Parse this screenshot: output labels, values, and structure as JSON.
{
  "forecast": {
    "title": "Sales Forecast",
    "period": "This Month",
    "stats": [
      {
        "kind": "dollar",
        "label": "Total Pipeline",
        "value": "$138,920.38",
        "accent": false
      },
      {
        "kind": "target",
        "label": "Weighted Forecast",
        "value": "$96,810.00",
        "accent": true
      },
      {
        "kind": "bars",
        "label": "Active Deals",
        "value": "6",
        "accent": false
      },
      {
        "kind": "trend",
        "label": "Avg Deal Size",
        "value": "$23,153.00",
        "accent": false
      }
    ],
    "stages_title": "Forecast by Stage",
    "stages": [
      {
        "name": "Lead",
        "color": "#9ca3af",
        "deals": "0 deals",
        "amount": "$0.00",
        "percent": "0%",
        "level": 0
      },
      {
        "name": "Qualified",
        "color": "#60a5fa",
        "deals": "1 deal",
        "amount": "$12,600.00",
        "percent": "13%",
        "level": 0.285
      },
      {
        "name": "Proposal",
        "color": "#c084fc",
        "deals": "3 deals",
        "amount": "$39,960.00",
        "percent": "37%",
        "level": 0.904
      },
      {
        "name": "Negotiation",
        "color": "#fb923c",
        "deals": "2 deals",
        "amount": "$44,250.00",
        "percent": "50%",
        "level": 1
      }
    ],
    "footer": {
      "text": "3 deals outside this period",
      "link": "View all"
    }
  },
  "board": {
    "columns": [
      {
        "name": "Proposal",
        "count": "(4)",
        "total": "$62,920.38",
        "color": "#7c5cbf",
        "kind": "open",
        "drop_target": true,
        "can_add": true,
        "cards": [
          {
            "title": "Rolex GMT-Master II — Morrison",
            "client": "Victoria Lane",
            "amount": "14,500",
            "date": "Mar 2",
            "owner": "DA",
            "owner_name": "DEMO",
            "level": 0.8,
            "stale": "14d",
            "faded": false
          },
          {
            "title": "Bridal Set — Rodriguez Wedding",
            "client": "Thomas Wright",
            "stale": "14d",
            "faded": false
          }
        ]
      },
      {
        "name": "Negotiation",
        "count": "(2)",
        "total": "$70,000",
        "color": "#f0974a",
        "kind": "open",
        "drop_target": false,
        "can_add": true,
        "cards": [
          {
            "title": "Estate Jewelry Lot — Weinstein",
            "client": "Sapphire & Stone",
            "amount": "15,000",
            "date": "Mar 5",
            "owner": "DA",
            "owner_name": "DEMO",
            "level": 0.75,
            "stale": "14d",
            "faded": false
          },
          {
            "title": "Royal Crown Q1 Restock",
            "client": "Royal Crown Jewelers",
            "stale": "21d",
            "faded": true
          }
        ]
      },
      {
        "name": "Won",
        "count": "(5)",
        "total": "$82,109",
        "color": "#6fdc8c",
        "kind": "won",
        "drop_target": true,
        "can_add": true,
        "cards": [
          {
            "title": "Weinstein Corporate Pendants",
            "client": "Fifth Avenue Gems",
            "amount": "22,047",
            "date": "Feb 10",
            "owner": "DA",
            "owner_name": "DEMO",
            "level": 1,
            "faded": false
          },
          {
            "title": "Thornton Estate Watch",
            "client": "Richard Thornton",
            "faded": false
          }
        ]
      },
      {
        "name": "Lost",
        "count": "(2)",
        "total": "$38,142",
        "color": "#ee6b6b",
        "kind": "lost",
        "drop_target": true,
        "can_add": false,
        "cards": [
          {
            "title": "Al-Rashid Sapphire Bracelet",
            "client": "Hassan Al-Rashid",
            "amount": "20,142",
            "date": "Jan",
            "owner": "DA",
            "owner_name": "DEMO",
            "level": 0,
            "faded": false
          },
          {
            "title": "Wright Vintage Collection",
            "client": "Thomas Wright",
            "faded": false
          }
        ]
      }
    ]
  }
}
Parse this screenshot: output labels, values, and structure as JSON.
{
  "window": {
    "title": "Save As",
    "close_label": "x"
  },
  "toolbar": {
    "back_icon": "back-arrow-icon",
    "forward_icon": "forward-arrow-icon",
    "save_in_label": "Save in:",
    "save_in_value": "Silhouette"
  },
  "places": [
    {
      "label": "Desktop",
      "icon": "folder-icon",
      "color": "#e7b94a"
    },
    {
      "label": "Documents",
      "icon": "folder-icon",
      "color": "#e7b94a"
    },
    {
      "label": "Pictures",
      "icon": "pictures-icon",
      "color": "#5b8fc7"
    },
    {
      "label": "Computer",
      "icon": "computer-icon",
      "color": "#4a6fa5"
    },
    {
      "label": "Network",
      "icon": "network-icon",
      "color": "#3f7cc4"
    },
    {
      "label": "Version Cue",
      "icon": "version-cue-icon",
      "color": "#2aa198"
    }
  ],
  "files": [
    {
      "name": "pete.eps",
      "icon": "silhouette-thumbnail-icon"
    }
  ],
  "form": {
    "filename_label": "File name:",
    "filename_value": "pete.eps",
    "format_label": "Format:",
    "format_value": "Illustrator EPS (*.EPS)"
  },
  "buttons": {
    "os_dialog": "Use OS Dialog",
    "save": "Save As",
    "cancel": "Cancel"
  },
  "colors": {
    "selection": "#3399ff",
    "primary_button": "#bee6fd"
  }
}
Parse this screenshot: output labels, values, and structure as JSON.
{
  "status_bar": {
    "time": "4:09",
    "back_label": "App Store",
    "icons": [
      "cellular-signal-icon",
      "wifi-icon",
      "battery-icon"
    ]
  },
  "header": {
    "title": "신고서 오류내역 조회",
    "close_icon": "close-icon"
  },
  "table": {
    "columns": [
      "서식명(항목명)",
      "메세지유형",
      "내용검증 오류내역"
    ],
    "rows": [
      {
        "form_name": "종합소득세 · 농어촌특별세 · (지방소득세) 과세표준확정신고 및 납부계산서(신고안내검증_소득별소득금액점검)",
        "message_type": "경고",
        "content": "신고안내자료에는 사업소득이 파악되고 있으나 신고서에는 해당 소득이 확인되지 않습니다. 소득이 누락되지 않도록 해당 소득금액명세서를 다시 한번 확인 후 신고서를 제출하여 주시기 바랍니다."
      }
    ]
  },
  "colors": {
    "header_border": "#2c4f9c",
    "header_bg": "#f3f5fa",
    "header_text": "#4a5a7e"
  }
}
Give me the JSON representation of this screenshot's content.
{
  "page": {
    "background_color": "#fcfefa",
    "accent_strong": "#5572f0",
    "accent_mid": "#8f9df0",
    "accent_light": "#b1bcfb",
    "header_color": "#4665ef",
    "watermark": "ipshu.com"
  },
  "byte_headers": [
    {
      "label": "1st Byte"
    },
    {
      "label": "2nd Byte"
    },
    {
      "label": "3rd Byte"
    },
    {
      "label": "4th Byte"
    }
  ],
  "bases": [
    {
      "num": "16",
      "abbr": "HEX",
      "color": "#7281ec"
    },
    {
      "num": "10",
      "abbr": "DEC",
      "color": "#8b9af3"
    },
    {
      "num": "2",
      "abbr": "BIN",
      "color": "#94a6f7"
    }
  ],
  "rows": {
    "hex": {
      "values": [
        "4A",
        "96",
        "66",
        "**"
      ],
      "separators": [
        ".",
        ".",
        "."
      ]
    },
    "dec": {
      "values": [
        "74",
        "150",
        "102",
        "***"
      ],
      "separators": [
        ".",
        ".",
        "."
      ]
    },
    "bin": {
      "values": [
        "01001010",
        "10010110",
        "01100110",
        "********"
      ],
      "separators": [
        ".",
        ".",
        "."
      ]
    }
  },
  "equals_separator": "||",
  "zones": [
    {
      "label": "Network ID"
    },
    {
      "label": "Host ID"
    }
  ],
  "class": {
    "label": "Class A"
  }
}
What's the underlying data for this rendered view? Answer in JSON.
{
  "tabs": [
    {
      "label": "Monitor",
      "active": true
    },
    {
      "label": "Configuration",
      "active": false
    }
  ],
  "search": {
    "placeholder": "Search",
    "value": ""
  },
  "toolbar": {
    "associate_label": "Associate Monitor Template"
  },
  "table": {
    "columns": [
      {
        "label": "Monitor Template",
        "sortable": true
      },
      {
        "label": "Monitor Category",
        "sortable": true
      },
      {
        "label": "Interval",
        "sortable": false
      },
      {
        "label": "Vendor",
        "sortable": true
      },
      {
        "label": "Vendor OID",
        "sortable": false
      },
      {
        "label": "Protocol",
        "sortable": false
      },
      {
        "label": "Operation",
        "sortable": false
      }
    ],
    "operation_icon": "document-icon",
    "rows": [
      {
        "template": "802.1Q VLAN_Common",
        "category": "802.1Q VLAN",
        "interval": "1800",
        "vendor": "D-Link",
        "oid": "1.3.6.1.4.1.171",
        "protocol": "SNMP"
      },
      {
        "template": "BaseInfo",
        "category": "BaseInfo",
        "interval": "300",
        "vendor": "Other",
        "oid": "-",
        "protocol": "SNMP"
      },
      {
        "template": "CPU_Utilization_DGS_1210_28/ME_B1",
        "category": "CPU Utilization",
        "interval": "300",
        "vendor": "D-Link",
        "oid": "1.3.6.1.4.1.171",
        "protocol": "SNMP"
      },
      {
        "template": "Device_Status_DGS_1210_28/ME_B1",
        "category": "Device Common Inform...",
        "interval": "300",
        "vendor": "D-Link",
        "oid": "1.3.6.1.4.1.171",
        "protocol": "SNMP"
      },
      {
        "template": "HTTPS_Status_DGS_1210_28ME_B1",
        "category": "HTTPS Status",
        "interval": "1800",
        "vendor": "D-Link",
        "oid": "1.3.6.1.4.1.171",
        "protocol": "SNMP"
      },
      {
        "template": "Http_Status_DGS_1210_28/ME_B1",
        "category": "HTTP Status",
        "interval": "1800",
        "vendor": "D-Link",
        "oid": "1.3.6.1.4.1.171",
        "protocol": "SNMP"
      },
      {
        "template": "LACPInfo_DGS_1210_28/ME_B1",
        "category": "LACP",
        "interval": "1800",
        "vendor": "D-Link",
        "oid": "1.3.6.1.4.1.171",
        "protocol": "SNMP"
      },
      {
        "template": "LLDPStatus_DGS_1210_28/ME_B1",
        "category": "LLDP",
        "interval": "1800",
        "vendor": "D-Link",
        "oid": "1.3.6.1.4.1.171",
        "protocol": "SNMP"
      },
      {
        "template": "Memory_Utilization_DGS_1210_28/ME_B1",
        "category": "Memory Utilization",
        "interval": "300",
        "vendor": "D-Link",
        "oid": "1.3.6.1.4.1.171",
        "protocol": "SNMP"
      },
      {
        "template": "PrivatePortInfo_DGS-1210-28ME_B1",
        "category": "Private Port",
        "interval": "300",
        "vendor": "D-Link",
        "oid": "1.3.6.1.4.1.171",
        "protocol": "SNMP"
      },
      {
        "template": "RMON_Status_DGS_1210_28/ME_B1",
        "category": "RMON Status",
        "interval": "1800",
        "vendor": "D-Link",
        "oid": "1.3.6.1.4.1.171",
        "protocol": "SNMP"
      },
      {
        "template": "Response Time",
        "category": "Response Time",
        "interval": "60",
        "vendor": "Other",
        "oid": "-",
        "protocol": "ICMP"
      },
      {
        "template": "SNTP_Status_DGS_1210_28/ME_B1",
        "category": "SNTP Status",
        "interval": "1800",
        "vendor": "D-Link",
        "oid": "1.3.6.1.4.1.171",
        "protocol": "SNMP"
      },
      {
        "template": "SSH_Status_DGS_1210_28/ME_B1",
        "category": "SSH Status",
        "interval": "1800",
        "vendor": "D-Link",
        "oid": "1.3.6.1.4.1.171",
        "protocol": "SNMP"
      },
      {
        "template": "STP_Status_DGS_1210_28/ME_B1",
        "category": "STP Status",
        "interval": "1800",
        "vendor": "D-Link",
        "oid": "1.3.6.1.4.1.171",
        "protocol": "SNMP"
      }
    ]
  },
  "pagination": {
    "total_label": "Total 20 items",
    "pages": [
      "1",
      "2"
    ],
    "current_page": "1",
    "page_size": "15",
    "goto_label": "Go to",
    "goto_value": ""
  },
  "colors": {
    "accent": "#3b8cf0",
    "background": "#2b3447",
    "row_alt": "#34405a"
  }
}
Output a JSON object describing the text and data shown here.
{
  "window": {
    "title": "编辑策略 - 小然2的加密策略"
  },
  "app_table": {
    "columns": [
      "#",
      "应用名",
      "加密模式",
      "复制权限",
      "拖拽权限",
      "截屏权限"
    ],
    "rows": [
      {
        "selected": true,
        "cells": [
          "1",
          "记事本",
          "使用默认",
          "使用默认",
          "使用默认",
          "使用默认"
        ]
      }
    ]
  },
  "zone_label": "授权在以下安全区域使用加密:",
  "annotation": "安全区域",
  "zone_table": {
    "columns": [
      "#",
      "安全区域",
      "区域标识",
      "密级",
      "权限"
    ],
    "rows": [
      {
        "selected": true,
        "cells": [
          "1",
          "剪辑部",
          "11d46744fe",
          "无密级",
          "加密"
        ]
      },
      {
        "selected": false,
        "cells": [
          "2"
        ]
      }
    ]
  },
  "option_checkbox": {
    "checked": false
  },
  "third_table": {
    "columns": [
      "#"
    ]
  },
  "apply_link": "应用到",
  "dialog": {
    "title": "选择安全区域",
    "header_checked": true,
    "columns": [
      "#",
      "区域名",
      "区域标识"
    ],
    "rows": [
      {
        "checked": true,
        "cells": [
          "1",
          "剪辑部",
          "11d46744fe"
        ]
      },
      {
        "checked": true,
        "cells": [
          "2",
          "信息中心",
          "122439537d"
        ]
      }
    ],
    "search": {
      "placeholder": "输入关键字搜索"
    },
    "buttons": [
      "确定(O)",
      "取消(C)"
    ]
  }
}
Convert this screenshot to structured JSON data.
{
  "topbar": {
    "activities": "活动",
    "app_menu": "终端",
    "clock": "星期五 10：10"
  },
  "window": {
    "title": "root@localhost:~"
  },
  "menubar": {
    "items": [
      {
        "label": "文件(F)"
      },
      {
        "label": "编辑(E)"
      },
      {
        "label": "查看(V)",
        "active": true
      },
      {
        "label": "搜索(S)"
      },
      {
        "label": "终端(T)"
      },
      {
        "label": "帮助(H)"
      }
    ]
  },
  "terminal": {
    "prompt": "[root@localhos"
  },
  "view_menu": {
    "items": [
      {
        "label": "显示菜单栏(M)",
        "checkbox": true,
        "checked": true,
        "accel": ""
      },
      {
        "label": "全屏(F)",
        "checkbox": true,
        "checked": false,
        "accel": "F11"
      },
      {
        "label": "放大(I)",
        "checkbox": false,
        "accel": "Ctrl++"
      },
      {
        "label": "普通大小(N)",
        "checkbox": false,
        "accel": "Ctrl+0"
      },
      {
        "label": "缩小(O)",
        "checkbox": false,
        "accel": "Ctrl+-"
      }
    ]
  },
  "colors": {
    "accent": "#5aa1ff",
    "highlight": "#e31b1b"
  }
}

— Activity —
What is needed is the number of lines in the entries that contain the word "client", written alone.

— Answer space —
8